Prebiotics are special types of plant fibers that feed and stimulate growth of healthy organisms in the gut microbiome, while probiotics contain live organisms that contribute to the healthy microbe population. Prebiotic foods include most fruits and vegetables and probiotics are found in specific foods like yogurt as well as fermented foods like kimchi, kombucha and sauerkraut. Maintaining a consistent intake of both will contribute to and maintain a healthy balance of good bacteria while preventing an overgrowth harmful pathogens that disrupt health.
Avoid High Fat Diets
Diets that are high in unhealthy fats can contribute to not only poor digestion, but other health issues as well. Unhealthy fats are those found in most animal fats as well as most junk and highly processed foods. They are easy to identify, since they are found in foods that are commonly unhealthy like pizza, burgers and hot dogs.

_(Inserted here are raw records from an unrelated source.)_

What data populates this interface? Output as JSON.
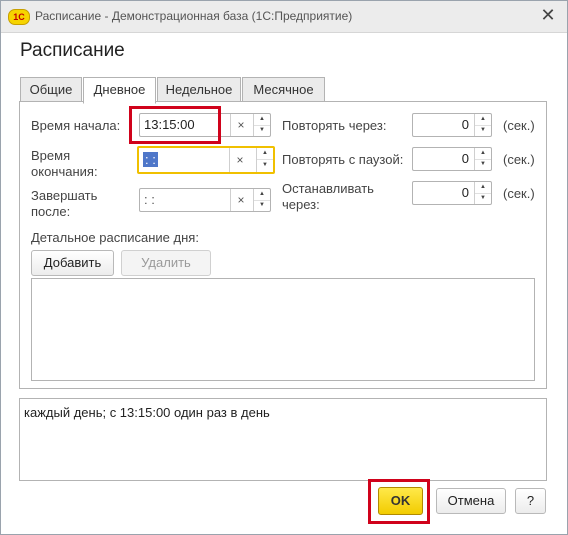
{
  "window": {
    "logo_text": "1C",
    "title": "Расписание - Демонстрационная база  (1С:Предприятие)",
    "close_glyph": "✕"
  },
  "form": {
    "title": "Расписание"
  },
  "tabs": [
    {
      "label": "Общие",
      "active": false
    },
    {
      "label": "Дневное",
      "active": true
    },
    {
      "label": "Недельное",
      "active": false
    },
    {
      "label": "Месячное",
      "active": false
    }
  ],
  "daily": {
    "start_label": "Время начала:",
    "start_value": "13:15:00",
    "end_label_1": "Время",
    "end_label_2": "окончания:",
    "end_value": " :  : ",
    "finish_label_1": "Завершать",
    "finish_label_2": "после:",
    "finish_value": " :  : ",
    "repeat_label": "Повторять через:",
    "repeat_value": "0",
    "pause_label": "Повторять с паузой:",
    "pause_value": "0",
    "stop_label_1": "Останавливать",
    "stop_label_2": "через:",
    "stop_value": "0",
    "unit": "(сек.)",
    "detailed_label": "Детальное расписание дня:",
    "add_label": "Добавить",
    "delete_label": "Удалить",
    "clear_glyph": "×",
    "spin_up": "▲",
    "spin_down": "▼"
  },
  "summary_text": "каждый день; с 13:15:00 один раз в день",
  "footer": {
    "ok_label": "OK",
    "cancel_label": "Отмена",
    "help_label": "?"
  },
  "colors": {
    "highlight": "#d0021b",
    "ok_button": "#f2cc00",
    "focus_border": "#f0c000"
  }
}
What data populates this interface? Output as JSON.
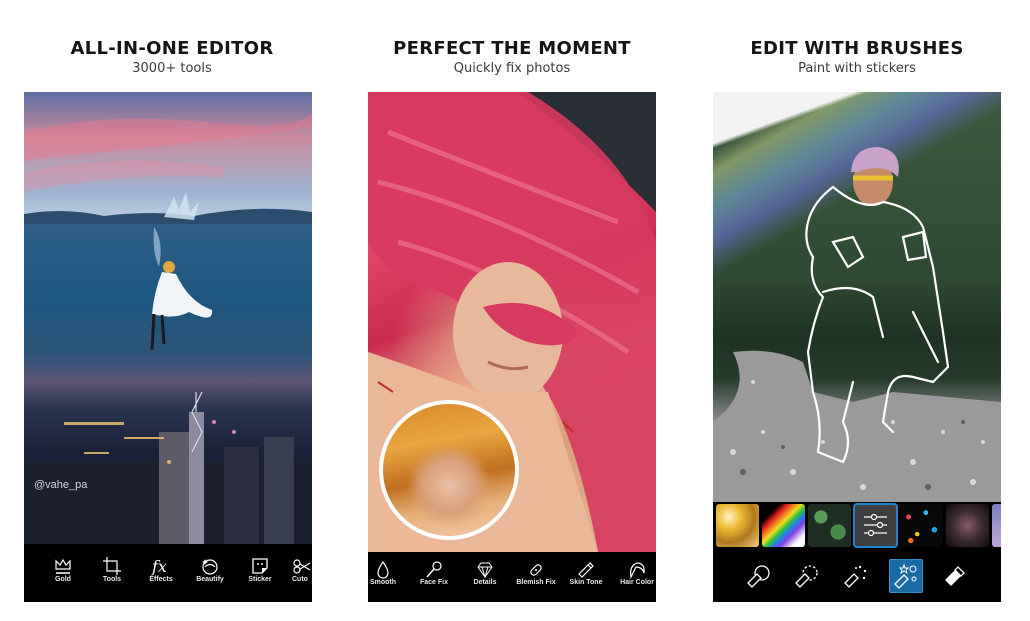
{
  "panels": [
    {
      "title": "ALL-IN-ONE EDITOR",
      "subtitle": "3000+ tools",
      "watermark": "@vahe_pa",
      "tools": [
        {
          "label": "Gold",
          "icon": "crown-icon"
        },
        {
          "label": "Tools",
          "icon": "crop-icon"
        },
        {
          "label": "Effects",
          "icon": "fx-icon"
        },
        {
          "label": "Beautify",
          "icon": "face-sparkle-icon"
        },
        {
          "label": "Sticker",
          "icon": "sticker-icon"
        },
        {
          "label": "Cuto",
          "icon": "scissors-icon"
        }
      ]
    },
    {
      "title": "PERFECT THE MOMENT",
      "subtitle": "Quickly fix photos",
      "tools": [
        {
          "label": "Smooth",
          "icon": "droplet-icon"
        },
        {
          "label": "Face Fix",
          "icon": "brush-icon"
        },
        {
          "label": "Details",
          "icon": "diamond-icon"
        },
        {
          "label": "Blemish Fix",
          "icon": "bandage-icon"
        },
        {
          "label": "Skin Tone",
          "icon": "tube-icon"
        },
        {
          "label": "Hair Color",
          "icon": "hair-icon"
        }
      ]
    },
    {
      "title": "EDIT WITH BRUSHES",
      "subtitle": "Paint with stickers",
      "stickers": [
        {
          "name": "gold-glitter",
          "selected": false
        },
        {
          "name": "rainbow",
          "selected": false
        },
        {
          "name": "clovers",
          "selected": false
        },
        {
          "name": "adjust",
          "selected": true
        },
        {
          "name": "confetti",
          "selected": false
        },
        {
          "name": "sparkle-dots",
          "selected": false
        },
        {
          "name": "hologram",
          "selected": false
        }
      ],
      "brushes": [
        {
          "icon": "brush-round-icon",
          "active": false
        },
        {
          "icon": "brush-dashed-icon",
          "active": false
        },
        {
          "icon": "brush-sparkle-icon",
          "active": false
        },
        {
          "icon": "brush-stickers-icon",
          "active": true
        },
        {
          "icon": "eraser-icon",
          "active": false
        }
      ]
    }
  ],
  "colors": {
    "accent": "#1a6aa3",
    "toolbar_bg": "#000000",
    "title_text": "#151515"
  }
}
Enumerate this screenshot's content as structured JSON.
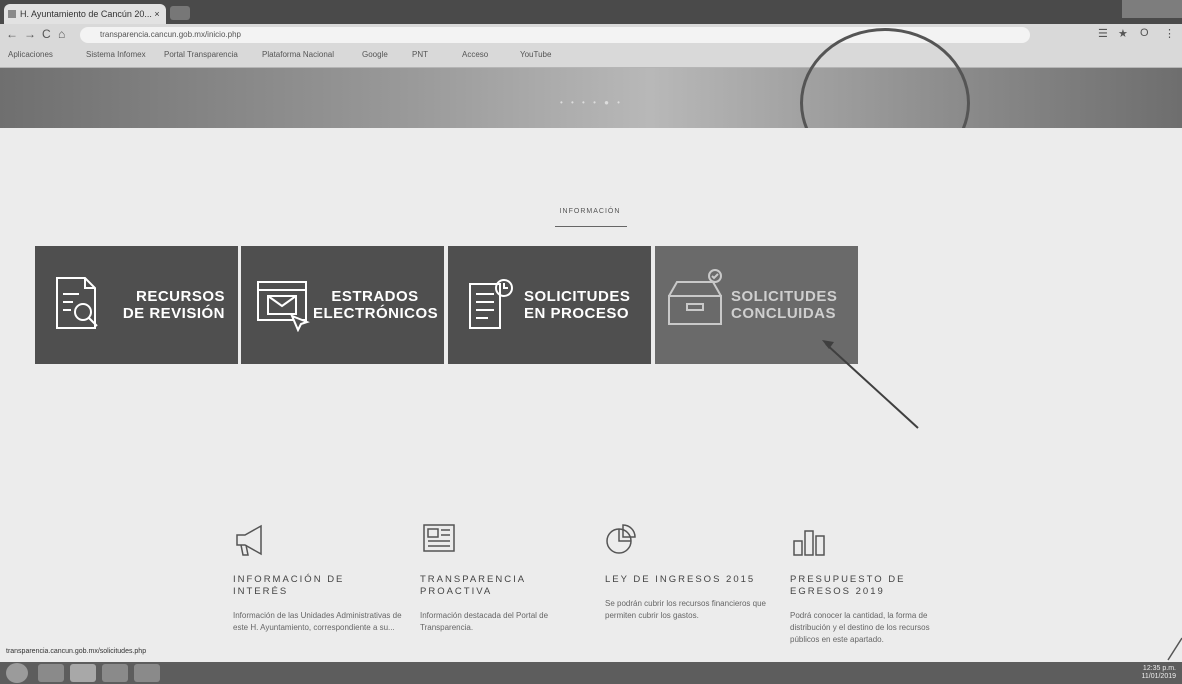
{
  "browser": {
    "tab_title": "H. Ayuntamiento de Cancún 20... ×",
    "tab_close": "×",
    "url": "transparencia.cancun.gob.mx/inicio.php",
    "nav": {
      "back": "←",
      "forward": "→",
      "reload": "C",
      "home": "⌂"
    },
    "right_icons": {
      "extensions": "☰",
      "star": "★",
      "profile": "O",
      "menu": "⋮"
    },
    "bookmarks": [
      "Aplicaciones",
      "Sistema Infomex",
      "Portal Transparencia",
      "Plataforma Nacional",
      "Google",
      "PNT",
      "Acceso",
      "YouTube"
    ]
  },
  "hero": {
    "indicator": "• • • • ● •"
  },
  "section": {
    "title": "INFORMACIÓN"
  },
  "cards": [
    {
      "line1": "RECURSOS",
      "line2": "DE REVISIÓN"
    },
    {
      "line1": "ESTRADOS",
      "line2": "ELECTRÓNICOS"
    },
    {
      "line1": "SOLICITUDES",
      "line2": "EN PROCESO"
    },
    {
      "line1": "SOLICITUDES",
      "line2": "CONCLUIDAS"
    }
  ],
  "features": [
    {
      "title": "INFORMACIÓN DE INTERÉS",
      "desc": "Información de las Unidades Administrativas de este H. Ayuntamiento, correspondiente a su..."
    },
    {
      "title": "TRANSPARENCIA PROACTIVA",
      "desc": "Información destacada del Portal de Transparencia."
    },
    {
      "title": "LEY DE INGRESOS 2015",
      "desc": "Se podrán cubrir los recursos financieros que permiten cubrir los gastos."
    },
    {
      "title": "PRESUPUESTO DE EGRESOS 2019",
      "desc": "Podrá conocer la cantidad, la forma de distribución y el destino de los recursos públicos en este apartado."
    }
  ],
  "status_url": "transparencia.cancun.gob.mx/solicitudes.php",
  "taskbar": {
    "time": "12:35 p.m.",
    "date": "11/01/2019"
  },
  "colors": {
    "card_bg": "#4f4f4f",
    "page_bg": "#ececec"
  }
}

Healthy fats like those found in salmon, avocados, nuts and seeds will contribute to health. They are known to support healthy skin, a well-functioning brain and weight control. But don’t overdo it on these either, because too much of any fat can slow or inhibit digestion.
Small and Frequent Meals
Smaller, frequent meals consisting of wholesome foods are easy on the digestion as they do not overtax the system. Researchers at Duke Health found that smaller meals are more optimal for digestion, as it allows better energy expenditure and blood sugar levels. (1) If your digestion needs help, try consuming six small meals a day, each with a protein or starch and vegetables. Eat fruit alone for quick digestion and assimilation. Many who follow this type of eating report surges in energy levels as well as better digestion and metabolism.
If you are experiencing impaired digestion, it will be difficult for your body to digest and use the nutrients from your diet. If this is the case, liquid food supplements are easier for the body to assimilate, allowing you to take advantage of the full nutrient profile. For some people, increasing nutrients like vitamins, minerals and phytonutrients provide the building blocks for a stronger digestive system, which can lead to optimal health.
Move Your Body
Exercise increases blood flow, and helps your digestive system remain active. This is because when blood flow is stimulated, it includes the blood flow throughout the digestive tract. This means more digestive fluids and more movement without the sluggishness that a sedentary lifestyle can bring. And the best part is that research shows that exercise improves gastric emptying for those who suffer from nausea or bloating after eating. (2)
Stress creates physical reactions in the body that may interfere with digestion. For example, the stress reaction can cause a decrease of blood flow and oxygen to the stomach, which may create an imbalance in the gut microbiome. In addition, chronic stress promotes digestive problems and has similar effects of diets that are high in unhealthy fats. (3) Incorporating stress management practices into your daily routine such as meditation or journaling can go a long way in helping your body manage stress better.
Improve your body and mind with practices that support healthy digestion. Remember that health begins in the kitchen, and an overall healthy lifestyle is the best way to maintain good health, so you can enjoy life more fully.
1 Sheena Faherty December 16, & Faherty, S. (2014, December 16). Small, Frequent Meals are Better for Your Metabolism. Retrieved July 01, 2020, from https://www.dukehealth.org/blog/small-frequent-meals-are-better-your-metabolism
2 Evans, G., Watson, P., Shirreffs, S., & Maughan, R. (2015). The Effect of Exercise Intensity on Subsequent Gastric Emptying Rate in Humans. IJSNEM International Journal of Sport Nutrition and Exercise Metabolism.
3 Foster JA, Rinaman L, Cryan JF. Stress & the gut-brain axis: Regulation by the microbiome. Neurobiol Stress. 2017;7:124-136. Published 2017 Mar 19. doi:10.1016/j.ynstr.2017.03.001